- [Task statement]: The expected response is the complete listing below, restated exactly, with its pictures omitted.

- [Extracted material]:

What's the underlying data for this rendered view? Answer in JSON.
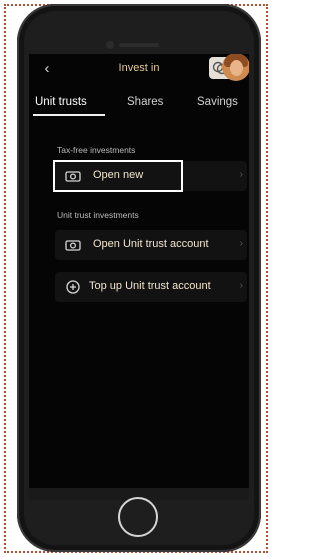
{
  "header": {
    "back_icon": "chevron-left-icon",
    "title": "Invest in",
    "badge_icon": "chat-bubbles-icon"
  },
  "tabs": [
    {
      "label": "Unit trusts",
      "active": true
    },
    {
      "label": "Shares",
      "active": false
    },
    {
      "label": "Savings",
      "active": false
    }
  ],
  "sections": [
    {
      "title": "Tax-free investments",
      "items": [
        {
          "label": "Open new",
          "icon": "camera-icon",
          "highlighted": true
        }
      ]
    },
    {
      "title": "Unit trust investments",
      "items": [
        {
          "label": "Open Unit trust account",
          "icon": "camera-icon"
        },
        {
          "label": "Top up Unit trust account",
          "icon": "plus-circle-icon"
        }
      ]
    }
  ],
  "colors": {
    "accent": "#e3c9a0",
    "background": "#050505",
    "highlight_border": "#ffffff"
  }
}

- [Task solution]:
What's the underlying data for this rendered view? Answer in JSON.
{
  "header": {
    "back_icon": "chevron-left-icon",
    "title": "Invest in",
    "badge_icon": "chat-bubbles-icon"
  },
  "tabs": [
    {
      "label": "Unit trusts",
      "active": true
    },
    {
      "label": "Shares",
      "active": false
    },
    {
      "label": "Savings",
      "active": false
    }
  ],
  "sections": [
    {
      "title": "Tax-free investments",
      "items": [
        {
          "label": "Open new",
          "icon": "camera-icon",
          "highlighted": true
        }
      ]
    },
    {
      "title": "Unit trust investments",
      "items": [
        {
          "label": "Open Unit trust account",
          "icon": "camera-icon"
        },
        {
          "label": "Top up Unit trust account",
          "icon": "plus-circle-icon"
        }
      ]
    }
  ],
  "colors": {
    "accent": "#e3c9a0",
    "background": "#050505",
    "highlight_border": "#ffffff"
  }
}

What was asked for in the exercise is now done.